— Task requirements —
Across the entries below, work out how many lines contain "quality". Please give the number only.

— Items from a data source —
+++
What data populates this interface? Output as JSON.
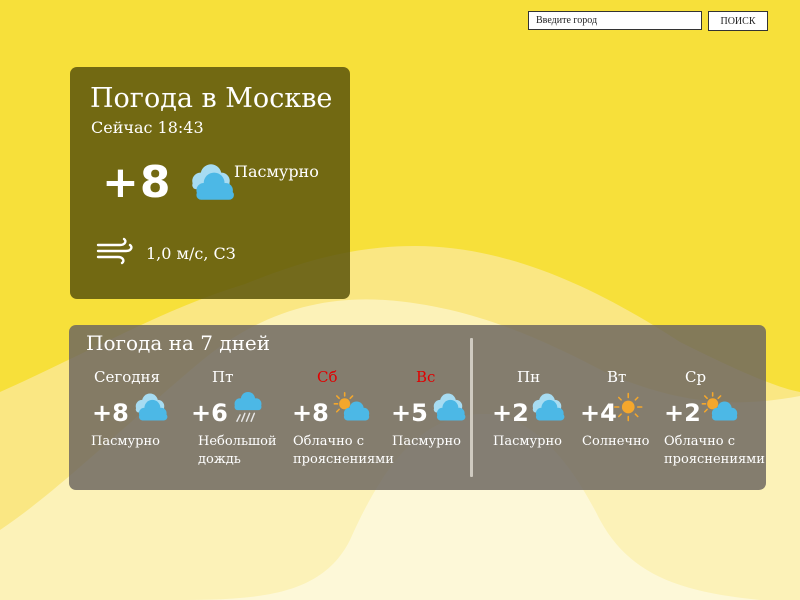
{
  "colors": {
    "background": "#f7e03a",
    "weekend_day": "#e00000",
    "cloud": "#4cb8e6",
    "sun": "#f4a72c"
  },
  "search": {
    "placeholder": "Введите город",
    "button_label": "ПОИСК"
  },
  "current": {
    "title": "Погода в Москве",
    "time": "Сейчас 18:43",
    "temperature": "+8",
    "icon": "cloudy-icon",
    "condition": "Пасмурно",
    "wind": "1,0 м/с, СЗ"
  },
  "forecast": {
    "title": "Погода на 7 дней",
    "days": [
      {
        "name": "Сегодня",
        "temp": "+8",
        "icon": "cloudy-icon",
        "condition_lines": [
          "Пасмурно"
        ],
        "weekend": false
      },
      {
        "name": "Пт",
        "temp": "+6",
        "icon": "rain-icon",
        "condition_lines": [
          "Небольшой",
          "дождь"
        ],
        "weekend": false
      },
      {
        "name": "Сб",
        "temp": "+8",
        "icon": "partly-cloudy-icon",
        "condition_lines": [
          "Облачно с",
          "прояснениями"
        ],
        "weekend": true
      },
      {
        "name": "Вс",
        "temp": "+5",
        "icon": "cloudy-icon",
        "condition_lines": [
          "Пасмурно"
        ],
        "weekend": true
      },
      {
        "name": "Пн",
        "temp": "+2",
        "icon": "cloudy-icon",
        "condition_lines": [
          "Пасмурно"
        ],
        "weekend": false
      },
      {
        "name": "Вт",
        "temp": "+4",
        "icon": "sunny-icon",
        "condition_lines": [
          "Солнечно"
        ],
        "weekend": false
      },
      {
        "name": "Ср",
        "temp": "+2",
        "icon": "partly-cloudy-icon",
        "condition_lines": [
          "Облачно с",
          "прояснениями"
        ],
        "weekend": false
      }
    ]
  }
}
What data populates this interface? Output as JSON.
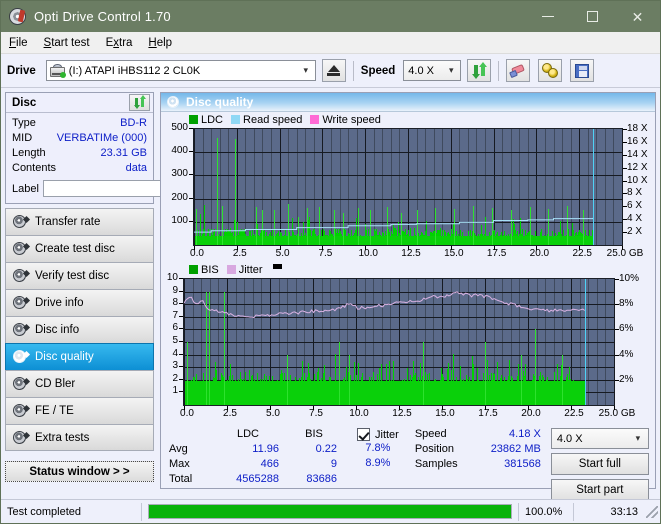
{
  "window": {
    "title": "Opti Drive Control 1.70",
    "icon": "optical-disc-icon",
    "minimize": "–",
    "maximize": "□",
    "close": "✕"
  },
  "menubar": {
    "items": [
      "File",
      "Start test",
      "Extra",
      "Help"
    ]
  },
  "toolbar": {
    "drive_label": "Drive",
    "drive_value": "(I:)  ATAPI iHBS112  2 CL0K",
    "eject_title": "eject-button",
    "speed_label": "Speed",
    "speed_value": "4.0 X",
    "refresh_title": "refresh-button",
    "erase_title": "erase-button",
    "tools_title": "tools-button",
    "save_title": "save-button"
  },
  "disc_panel": {
    "title": "Disc",
    "rows": [
      {
        "key": "Type",
        "value": "BD-R"
      },
      {
        "key": "MID",
        "value": "VERBATIMe (000)"
      },
      {
        "key": "Length",
        "value": "23.31 GB"
      },
      {
        "key": "Contents",
        "value": "data"
      }
    ],
    "label_key": "Label",
    "label_value": "",
    "label_placeholder": ""
  },
  "nav": {
    "items": [
      {
        "label": "Transfer rate",
        "active": false
      },
      {
        "label": "Create test disc",
        "active": false
      },
      {
        "label": "Verify test disc",
        "active": false
      },
      {
        "label": "Drive info",
        "active": false
      },
      {
        "label": "Disc info",
        "active": false
      },
      {
        "label": "Disc quality",
        "active": true
      },
      {
        "label": "CD Bler",
        "active": false
      },
      {
        "label": "FE / TE",
        "active": false
      },
      {
        "label": "Extra tests",
        "active": false
      }
    ],
    "status_window": "Status window > >"
  },
  "content": {
    "title": "Disc quality"
  },
  "chart_data": [
    {
      "type": "area",
      "name": "ldc-chart",
      "title": "",
      "xlabel": "GB",
      "ylabel": "",
      "xlim": [
        0.0,
        25.0
      ],
      "ylim": [
        0,
        500
      ],
      "y2lim": [
        0,
        18
      ],
      "xticks": [
        "0.0",
        "2.5",
        "5.0",
        "7.5",
        "10.0",
        "12.5",
        "15.0",
        "17.5",
        "20.0",
        "22.5",
        "25.0 GB"
      ],
      "yticks": [
        "100",
        "200",
        "300",
        "400",
        "500"
      ],
      "y2ticks": [
        "2 X",
        "4 X",
        "6 X",
        "8 X",
        "10 X",
        "12 X",
        "14 X",
        "16 X",
        "18 X"
      ],
      "grid": true,
      "legend_position": "top-left",
      "legend": [
        {
          "name": "LDC",
          "color": "#00a000"
        },
        {
          "name": "Read speed",
          "color": "#8fd8f5"
        },
        {
          "name": "Write speed",
          "color": "#ff6ad5"
        }
      ],
      "data_end_gb": 23.3,
      "series": [
        {
          "name": "LDC",
          "color": "#00d200",
          "type": "bar",
          "note": "dense green spikes, base band ~40-70, peaks to 466",
          "peaks": [
            {
              "x": 1.35,
              "y": 462
            },
            {
              "x": 2.4,
              "y": 458
            },
            {
              "x": 0.1,
              "y": 155
            },
            {
              "x": 1.65,
              "y": 170
            },
            {
              "x": 3.6,
              "y": 165
            },
            {
              "x": 4.0,
              "y": 150
            },
            {
              "x": 4.7,
              "y": 150
            },
            {
              "x": 5.5,
              "y": 175
            },
            {
              "x": 6.1,
              "y": 120
            },
            {
              "x": 6.6,
              "y": 160
            },
            {
              "x": 7.3,
              "y": 165
            },
            {
              "x": 8.2,
              "y": 150
            },
            {
              "x": 8.7,
              "y": 140
            },
            {
              "x": 9.6,
              "y": 160
            },
            {
              "x": 10.3,
              "y": 150
            },
            {
              "x": 11.3,
              "y": 165
            },
            {
              "x": 12.1,
              "y": 140
            },
            {
              "x": 13.0,
              "y": 150
            },
            {
              "x": 14.1,
              "y": 160
            },
            {
              "x": 15.2,
              "y": 155
            },
            {
              "x": 16.3,
              "y": 170
            },
            {
              "x": 17.4,
              "y": 160
            },
            {
              "x": 18.5,
              "y": 150
            },
            {
              "x": 19.6,
              "y": 165
            },
            {
              "x": 20.7,
              "y": 155
            },
            {
              "x": 21.8,
              "y": 170
            },
            {
              "x": 22.7,
              "y": 150
            }
          ]
        },
        {
          "name": "Read speed",
          "color": "#a8e0f7",
          "type": "step-line",
          "points": [
            {
              "x": 0.0,
              "y_x": 2.0
            },
            {
              "x": 1.0,
              "y_x": 2.2
            },
            {
              "x": 3.0,
              "y_x": 2.4
            },
            {
              "x": 6.0,
              "y_x": 2.7
            },
            {
              "x": 9.0,
              "y_x": 3.0
            },
            {
              "x": 11.5,
              "y_x": 3.2
            },
            {
              "x": 13.0,
              "y_x": 3.3
            },
            {
              "x": 15.5,
              "y_x": 3.5
            },
            {
              "x": 17.5,
              "y_x": 3.8
            },
            {
              "x": 19.5,
              "y_x": 3.9
            },
            {
              "x": 21.0,
              "y_x": 4.1
            },
            {
              "x": 23.3,
              "y_x": 4.2
            }
          ]
        }
      ],
      "marker_line": {
        "x": 23.3,
        "color": "#4fd2f5"
      }
    },
    {
      "type": "area",
      "name": "bis-jitter-chart",
      "title": "",
      "xlabel": "GB",
      "ylabel": "",
      "xlim": [
        0.0,
        25.0
      ],
      "ylim": [
        0,
        10
      ],
      "y2lim": [
        0,
        10
      ],
      "xticks": [
        "0.0",
        "2.5",
        "5.0",
        "7.5",
        "10.0",
        "12.5",
        "15.0",
        "17.5",
        "20.0",
        "22.5",
        "25.0 GB"
      ],
      "yticks": [
        "1",
        "2",
        "3",
        "4",
        "5",
        "6",
        "7",
        "8",
        "9",
        "10"
      ],
      "y2ticks": [
        "2%",
        "4%",
        "6%",
        "8%",
        "10%"
      ],
      "grid": true,
      "legend_position": "top-left",
      "legend": [
        {
          "name": "BIS",
          "color": "#00a000"
        },
        {
          "name": "Jitter",
          "color": "#d8a8e0"
        }
      ],
      "data_end_gb": 23.3,
      "series": [
        {
          "name": "BIS",
          "color": "#00d200",
          "type": "bar",
          "note": "dense green band base ~2-3, spikes to 5-6, max 9",
          "peaks": [
            {
              "x": 0.2,
              "y": 5
            },
            {
              "x": 1.3,
              "y": 9
            },
            {
              "x": 1.45,
              "y": 9
            },
            {
              "x": 2.35,
              "y": 9
            },
            {
              "x": 6.0,
              "y": 4
            },
            {
              "x": 9.0,
              "y": 5
            },
            {
              "x": 9.6,
              "y": 4
            },
            {
              "x": 13.9,
              "y": 5
            },
            {
              "x": 17.5,
              "y": 5
            },
            {
              "x": 20.4,
              "y": 6
            },
            {
              "x": 19.6,
              "y": 4
            },
            {
              "x": 22.0,
              "y": 4
            }
          ]
        },
        {
          "name": "Jitter",
          "color": "#d9b2e3",
          "type": "line",
          "points": [
            {
              "x": 0.0,
              "y": 8.0
            },
            {
              "x": 0.3,
              "y": 8.6
            },
            {
              "x": 0.7,
              "y": 8.1
            },
            {
              "x": 1.1,
              "y": 8.3
            },
            {
              "x": 1.4,
              "y": 7.6
            },
            {
              "x": 2.0,
              "y": 7.4
            },
            {
              "x": 2.6,
              "y": 7.2
            },
            {
              "x": 3.5,
              "y": 7.1
            },
            {
              "x": 4.3,
              "y": 7.05
            },
            {
              "x": 5.2,
              "y": 7.2
            },
            {
              "x": 6.2,
              "y": 7.3
            },
            {
              "x": 7.2,
              "y": 7.4
            },
            {
              "x": 8.2,
              "y": 7.5
            },
            {
              "x": 9.0,
              "y": 7.6
            },
            {
              "x": 9.7,
              "y": 8.1
            },
            {
              "x": 10.1,
              "y": 7.7
            },
            {
              "x": 11.0,
              "y": 7.8
            },
            {
              "x": 12.0,
              "y": 8.0
            },
            {
              "x": 12.8,
              "y": 8.2
            },
            {
              "x": 13.6,
              "y": 8.3
            },
            {
              "x": 14.5,
              "y": 8.6
            },
            {
              "x": 15.4,
              "y": 8.7
            },
            {
              "x": 16.0,
              "y": 8.9
            },
            {
              "x": 16.6,
              "y": 8.7
            },
            {
              "x": 17.2,
              "y": 8.7
            },
            {
              "x": 17.8,
              "y": 8.5
            },
            {
              "x": 18.4,
              "y": 8.2
            },
            {
              "x": 19.0,
              "y": 8.0
            },
            {
              "x": 19.6,
              "y": 7.8
            },
            {
              "x": 20.3,
              "y": 7.6
            },
            {
              "x": 21.0,
              "y": 7.5
            },
            {
              "x": 21.8,
              "y": 7.5
            },
            {
              "x": 22.5,
              "y": 7.5
            },
            {
              "x": 23.3,
              "y": 7.5
            }
          ]
        }
      ],
      "marker_line": {
        "x": 23.3,
        "color": "#4fd2f5"
      }
    }
  ],
  "stats": {
    "columns": [
      "LDC",
      "BIS"
    ],
    "rows": [
      {
        "label": "Avg",
        "ldc": "11.96",
        "bis": "0.22"
      },
      {
        "label": "Max",
        "ldc": "466",
        "bis": "9"
      },
      {
        "label": "Total",
        "ldc": "4565288",
        "bis": "83686"
      }
    ],
    "jitter": {
      "checked": true,
      "label": "Jitter",
      "avg": "7.8%",
      "max": "8.9%"
    },
    "readout": [
      {
        "label": "Speed",
        "value": "4.18 X"
      },
      {
        "label": "Position",
        "value": "23862 MB"
      },
      {
        "label": "Samples",
        "value": "381568"
      }
    ],
    "speed_select": "4.0 X",
    "start_full": "Start full",
    "start_part": "Start part"
  },
  "statusbar": {
    "message": "Test completed",
    "progress_pct": 100.0,
    "progress_text": "100.0%",
    "elapsed": "33:13"
  }
}
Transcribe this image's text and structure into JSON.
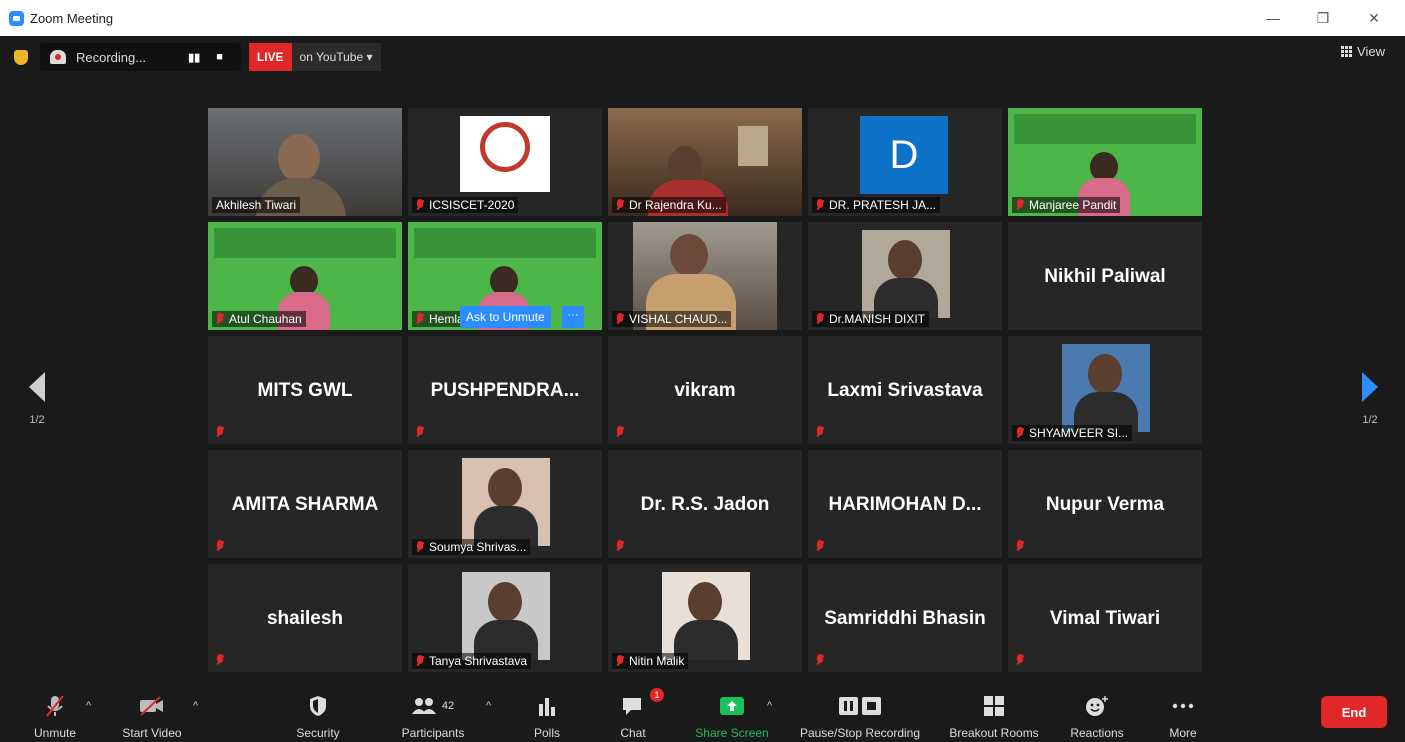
{
  "window": {
    "title": "Zoom Meeting",
    "minimize": "—",
    "restore": "❐",
    "close": "✕"
  },
  "topbar": {
    "recording_label": "Recording...",
    "pause_label": "▮▮",
    "stop_label": "■",
    "live_label": "LIVE",
    "live_destination": "on YouTube ▾",
    "view_label": "View"
  },
  "pager": {
    "left": "1/2",
    "right": "1/2"
  },
  "ask_to_unmute": {
    "label": "Ask to Unmute",
    "more": "···"
  },
  "tiles": [
    {
      "name": "Akhilesh Tiwari",
      "type": "video",
      "active": true,
      "muted": false
    },
    {
      "name": "ICSISCET-2020",
      "type": "logo",
      "muted": true
    },
    {
      "name": "Dr Rajendra Ku...",
      "type": "video",
      "muted": true
    },
    {
      "name": "DR. PRATESH JA...",
      "type": "avatar",
      "avatar_letter": "D",
      "muted": true
    },
    {
      "name": "Manjaree Pandit",
      "type": "share",
      "muted": true
    },
    {
      "name": "Atul Chauhan",
      "type": "share",
      "muted": true
    },
    {
      "name": "Hemlata Arya",
      "type": "share",
      "muted": true
    },
    {
      "name": "VISHAL CHAUD...",
      "type": "video",
      "muted": true
    },
    {
      "name": "Dr.MANISH DIXIT",
      "type": "photo",
      "muted": true
    },
    {
      "name": "Nikhil Paliwal",
      "type": "text",
      "muted": false
    },
    {
      "name": "MITS GWL",
      "type": "text",
      "muted": true
    },
    {
      "name": "PUSHPENDRA...",
      "type": "text",
      "muted": true
    },
    {
      "name": "vikram",
      "type": "text",
      "muted": true
    },
    {
      "name": "Laxmi Srivastava",
      "type": "text",
      "muted": true
    },
    {
      "name": "SHYAMVEER SI...",
      "type": "photo",
      "muted": true
    },
    {
      "name": "AMITA SHARMA",
      "type": "text",
      "muted": true
    },
    {
      "name": "Soumya Shrivas...",
      "type": "photo",
      "muted": true
    },
    {
      "name": "Dr. R.S. Jadon",
      "type": "text",
      "muted": true
    },
    {
      "name": "HARIMOHAN D...",
      "type": "text",
      "muted": true
    },
    {
      "name": "Nupur Verma",
      "type": "text",
      "muted": true
    },
    {
      "name": "shailesh",
      "type": "text",
      "muted": true
    },
    {
      "name": "Tanya Shrivastava",
      "type": "photo",
      "muted": true
    },
    {
      "name": "Nitin Malik",
      "type": "photo",
      "muted": true
    },
    {
      "name": "Samriddhi Bhasin",
      "type": "text",
      "muted": true
    },
    {
      "name": "Vimal Tiwari",
      "type": "text",
      "muted": true
    }
  ],
  "toolbar": {
    "unmute": "Unmute",
    "start_video": "Start Video",
    "security": "Security",
    "participants": "Participants",
    "participants_count": "42",
    "polls": "Polls",
    "chat": "Chat",
    "chat_badge": "1",
    "share_screen": "Share Screen",
    "pause_stop_recording": "Pause/Stop Recording",
    "breakout_rooms": "Breakout Rooms",
    "reactions": "Reactions",
    "more": "More",
    "end": "End"
  },
  "colors": {
    "accent": "#2d8cff",
    "end_red": "#e02828",
    "share_green": "#19c15b",
    "active_border": "#b8e04c"
  }
}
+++
— Result of the exercise —
2